[INFORMATION PROVIDED]:
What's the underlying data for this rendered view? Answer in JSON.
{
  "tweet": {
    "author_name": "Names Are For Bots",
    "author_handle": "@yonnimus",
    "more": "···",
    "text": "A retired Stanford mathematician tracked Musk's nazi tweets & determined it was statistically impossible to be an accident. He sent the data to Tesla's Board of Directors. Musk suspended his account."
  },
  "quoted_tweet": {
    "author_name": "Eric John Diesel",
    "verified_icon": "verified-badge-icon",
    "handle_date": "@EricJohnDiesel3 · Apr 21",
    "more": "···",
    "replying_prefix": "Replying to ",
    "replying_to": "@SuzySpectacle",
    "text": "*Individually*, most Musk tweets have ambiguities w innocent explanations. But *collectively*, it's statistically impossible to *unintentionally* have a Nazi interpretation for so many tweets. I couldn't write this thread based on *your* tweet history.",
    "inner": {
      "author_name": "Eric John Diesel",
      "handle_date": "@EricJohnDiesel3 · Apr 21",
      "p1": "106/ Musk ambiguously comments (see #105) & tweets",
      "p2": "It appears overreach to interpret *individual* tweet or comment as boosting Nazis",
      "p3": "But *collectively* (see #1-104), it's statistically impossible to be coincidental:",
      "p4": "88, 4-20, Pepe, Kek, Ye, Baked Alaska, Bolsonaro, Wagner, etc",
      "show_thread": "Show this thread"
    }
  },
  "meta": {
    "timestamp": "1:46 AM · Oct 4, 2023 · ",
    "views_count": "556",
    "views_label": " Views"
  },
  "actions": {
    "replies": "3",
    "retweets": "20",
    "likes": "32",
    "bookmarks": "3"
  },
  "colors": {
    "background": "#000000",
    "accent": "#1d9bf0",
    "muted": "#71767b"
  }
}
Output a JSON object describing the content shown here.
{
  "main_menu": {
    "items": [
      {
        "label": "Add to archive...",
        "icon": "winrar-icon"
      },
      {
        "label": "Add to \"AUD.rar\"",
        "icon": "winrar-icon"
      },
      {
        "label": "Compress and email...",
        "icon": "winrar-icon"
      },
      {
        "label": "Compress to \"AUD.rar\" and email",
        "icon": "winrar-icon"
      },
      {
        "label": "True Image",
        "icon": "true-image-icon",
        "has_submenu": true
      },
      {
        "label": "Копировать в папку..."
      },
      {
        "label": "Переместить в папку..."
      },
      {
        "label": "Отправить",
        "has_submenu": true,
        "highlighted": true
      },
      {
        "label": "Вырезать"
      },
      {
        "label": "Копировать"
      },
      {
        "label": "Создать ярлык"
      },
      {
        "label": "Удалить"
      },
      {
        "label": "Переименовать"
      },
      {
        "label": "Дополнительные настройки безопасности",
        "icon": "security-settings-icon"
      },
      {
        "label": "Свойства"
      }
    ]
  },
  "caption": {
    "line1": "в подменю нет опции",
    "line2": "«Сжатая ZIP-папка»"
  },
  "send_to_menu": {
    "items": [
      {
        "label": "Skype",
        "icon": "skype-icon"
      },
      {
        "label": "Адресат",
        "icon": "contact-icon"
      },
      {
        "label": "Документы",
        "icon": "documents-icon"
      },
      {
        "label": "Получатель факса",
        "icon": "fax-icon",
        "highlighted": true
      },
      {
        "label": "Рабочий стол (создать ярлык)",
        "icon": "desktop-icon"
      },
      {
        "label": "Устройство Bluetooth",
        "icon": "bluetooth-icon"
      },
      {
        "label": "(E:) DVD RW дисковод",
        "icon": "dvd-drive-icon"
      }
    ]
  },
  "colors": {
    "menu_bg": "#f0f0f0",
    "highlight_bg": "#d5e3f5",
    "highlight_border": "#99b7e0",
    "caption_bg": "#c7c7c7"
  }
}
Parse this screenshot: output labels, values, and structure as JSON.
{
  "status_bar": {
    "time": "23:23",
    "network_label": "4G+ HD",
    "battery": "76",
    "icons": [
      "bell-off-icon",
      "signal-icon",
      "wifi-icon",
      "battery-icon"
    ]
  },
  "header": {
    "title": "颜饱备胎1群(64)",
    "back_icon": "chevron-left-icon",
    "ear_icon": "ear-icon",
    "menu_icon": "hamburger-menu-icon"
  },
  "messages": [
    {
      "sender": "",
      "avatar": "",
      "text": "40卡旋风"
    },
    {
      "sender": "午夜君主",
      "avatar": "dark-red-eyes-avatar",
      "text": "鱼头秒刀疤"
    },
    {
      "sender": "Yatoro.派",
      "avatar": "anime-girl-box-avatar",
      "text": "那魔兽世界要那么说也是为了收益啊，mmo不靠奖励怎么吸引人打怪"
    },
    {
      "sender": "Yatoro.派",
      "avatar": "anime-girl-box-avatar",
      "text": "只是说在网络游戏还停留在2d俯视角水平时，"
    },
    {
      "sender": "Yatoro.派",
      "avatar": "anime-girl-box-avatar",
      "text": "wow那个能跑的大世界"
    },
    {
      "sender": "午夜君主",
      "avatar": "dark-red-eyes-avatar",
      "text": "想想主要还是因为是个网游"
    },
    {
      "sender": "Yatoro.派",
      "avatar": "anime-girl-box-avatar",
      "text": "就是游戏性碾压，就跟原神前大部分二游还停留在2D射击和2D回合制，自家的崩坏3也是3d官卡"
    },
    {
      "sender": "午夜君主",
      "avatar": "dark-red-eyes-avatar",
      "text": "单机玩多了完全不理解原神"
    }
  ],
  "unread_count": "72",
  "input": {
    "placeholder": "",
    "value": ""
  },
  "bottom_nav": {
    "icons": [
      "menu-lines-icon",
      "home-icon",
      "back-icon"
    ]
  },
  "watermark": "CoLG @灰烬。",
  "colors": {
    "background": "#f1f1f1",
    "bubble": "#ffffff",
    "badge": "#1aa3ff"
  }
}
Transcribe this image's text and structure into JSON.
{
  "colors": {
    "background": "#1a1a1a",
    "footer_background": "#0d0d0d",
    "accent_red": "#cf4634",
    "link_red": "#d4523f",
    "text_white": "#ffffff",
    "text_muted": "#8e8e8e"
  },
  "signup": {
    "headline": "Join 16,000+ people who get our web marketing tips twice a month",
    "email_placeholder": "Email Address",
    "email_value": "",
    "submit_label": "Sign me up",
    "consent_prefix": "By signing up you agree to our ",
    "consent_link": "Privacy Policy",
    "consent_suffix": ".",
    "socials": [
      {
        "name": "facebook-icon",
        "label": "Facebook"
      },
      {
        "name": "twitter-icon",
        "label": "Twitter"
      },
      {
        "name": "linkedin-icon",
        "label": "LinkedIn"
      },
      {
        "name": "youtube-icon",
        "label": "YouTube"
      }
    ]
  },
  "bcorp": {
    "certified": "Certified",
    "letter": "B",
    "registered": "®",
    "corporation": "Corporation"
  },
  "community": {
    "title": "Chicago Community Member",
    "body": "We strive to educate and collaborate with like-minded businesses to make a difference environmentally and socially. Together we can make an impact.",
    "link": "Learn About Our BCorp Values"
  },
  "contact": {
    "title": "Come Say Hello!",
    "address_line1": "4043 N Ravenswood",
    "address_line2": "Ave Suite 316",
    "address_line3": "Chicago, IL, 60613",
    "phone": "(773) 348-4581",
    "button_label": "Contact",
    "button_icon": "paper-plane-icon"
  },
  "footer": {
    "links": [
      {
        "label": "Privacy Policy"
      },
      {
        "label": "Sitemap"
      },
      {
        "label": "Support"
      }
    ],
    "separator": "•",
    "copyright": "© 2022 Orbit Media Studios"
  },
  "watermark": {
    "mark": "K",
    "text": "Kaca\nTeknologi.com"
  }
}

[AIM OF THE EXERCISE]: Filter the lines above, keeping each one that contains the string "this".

[EXERCISE ANSWER]:
What's the underlying data for this rendered view? Answer in JSON.
    "text": "*Individually*, most Musk tweets have ambiguities w innocent explanations. But *collectively*, it's statistically impossible to *unintentionally* have a Nazi interpretation for so many tweets. I couldn't write this thread based on *your* tweet history.",
      "show_thread": "Show this thread"
Parse this screenshot: output labels, values, and structure as JSON.
Transcribe this image's text and structure into JSON.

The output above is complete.